Jamaican sprinters Asafa Powell and Sherone Simpson tested positive for the banned stimulant oxilofrine at the Jamaican championships in June. Samuel Kubani/AFP/Getty Images
The criminal doping investigation into former 100-metre world record-holder Asafa Powell, Jamaica teammate Sherone Simpson and their trainer has been delayed by bureaucratic problems but will go ahead.
Udine prosecutor Andrea Gondolo told The Associated Press on Tuesday that his office has been unable to contact the athletes to ask whether they want to observe the testing of substances sequestered during a police raid in July on their training base in northern Italy.
The athletes can observe the testing themselves or designate a lawyer to do so. They have 20 days to respond once contacted.
"The problem has been finding an address to deliver the notification to see if they want to observe the tests, because some of the tests cannot be repeated," Gondolo said. "But I think we should be able to move forward within a month."
If the athletes cannot be contacted, prosecutors could go to the Jamaica Athletics Administrative Association instead.
The Canadian trainer, Christopher Xuereb, was already contacted.
Milton Samuda, a Jamaican attorney who represents Powell and Simpson, did not respond to emails or calls seeking comment.
Following the July hotel raid in Lignano Sabbiadoro, where the Jamaicans have been training for years, the athletes and Xuereb were formally placed under criminal investigation for violating Italy's doping laws.
The raid came after it was announced that Powell and Simpson had tested positive for the banned stimulant oxilofrine at the Jamaican championships in June.
The athletes blamed Xuereb, their newly hired trainer, and said that new supplements he provided caused the positive tests.

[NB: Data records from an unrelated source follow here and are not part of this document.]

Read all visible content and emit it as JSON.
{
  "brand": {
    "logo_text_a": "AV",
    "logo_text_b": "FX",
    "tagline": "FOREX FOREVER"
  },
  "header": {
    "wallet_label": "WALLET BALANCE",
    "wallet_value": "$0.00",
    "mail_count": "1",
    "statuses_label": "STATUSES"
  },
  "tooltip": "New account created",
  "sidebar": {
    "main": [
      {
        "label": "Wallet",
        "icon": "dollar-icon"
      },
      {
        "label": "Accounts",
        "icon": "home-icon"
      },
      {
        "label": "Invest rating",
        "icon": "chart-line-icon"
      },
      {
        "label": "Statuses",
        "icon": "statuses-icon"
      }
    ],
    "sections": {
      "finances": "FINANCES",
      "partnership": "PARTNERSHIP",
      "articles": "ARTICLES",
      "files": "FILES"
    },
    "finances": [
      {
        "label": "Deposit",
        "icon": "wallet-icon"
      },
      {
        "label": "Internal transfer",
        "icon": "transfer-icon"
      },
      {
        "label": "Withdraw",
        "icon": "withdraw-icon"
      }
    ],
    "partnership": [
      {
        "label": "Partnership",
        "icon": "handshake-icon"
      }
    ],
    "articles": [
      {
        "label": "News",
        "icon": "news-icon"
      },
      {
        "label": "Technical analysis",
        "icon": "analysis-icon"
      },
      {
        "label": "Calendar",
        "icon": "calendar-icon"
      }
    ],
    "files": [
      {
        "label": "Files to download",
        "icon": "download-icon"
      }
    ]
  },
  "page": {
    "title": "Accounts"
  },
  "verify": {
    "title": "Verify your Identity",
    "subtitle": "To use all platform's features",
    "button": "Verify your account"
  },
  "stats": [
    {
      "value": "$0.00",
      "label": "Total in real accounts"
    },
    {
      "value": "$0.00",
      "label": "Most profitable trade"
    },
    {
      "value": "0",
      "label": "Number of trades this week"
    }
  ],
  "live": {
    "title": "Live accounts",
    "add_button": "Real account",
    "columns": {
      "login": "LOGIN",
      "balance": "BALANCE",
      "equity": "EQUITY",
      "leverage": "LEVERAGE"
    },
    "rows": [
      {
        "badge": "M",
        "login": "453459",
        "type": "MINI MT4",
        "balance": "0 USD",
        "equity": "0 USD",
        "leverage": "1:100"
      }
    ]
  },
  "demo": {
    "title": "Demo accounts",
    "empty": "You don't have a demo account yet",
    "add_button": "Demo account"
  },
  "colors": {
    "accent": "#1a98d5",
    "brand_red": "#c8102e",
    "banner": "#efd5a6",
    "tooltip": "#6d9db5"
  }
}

Xuereb responded by saying that he didn't give the sprinters performance-enhancing drugs and suggested he was being made a scapegoat.
Italy's doping laws include sections for use, administration of banned substances and importation of banned substances.
Administration and importation carry more severe sentences and therefore Xuereb risks harsher punishment, Gondolo said, adding that the athletes do not risk prison time.
The confiscated substances appear to be from the United States, according to the containers they were found in, Gondolo said.
Powell and Simpson also risk bans from sports authorities. They have already stopped competing and missed last month's world championships in Moscow.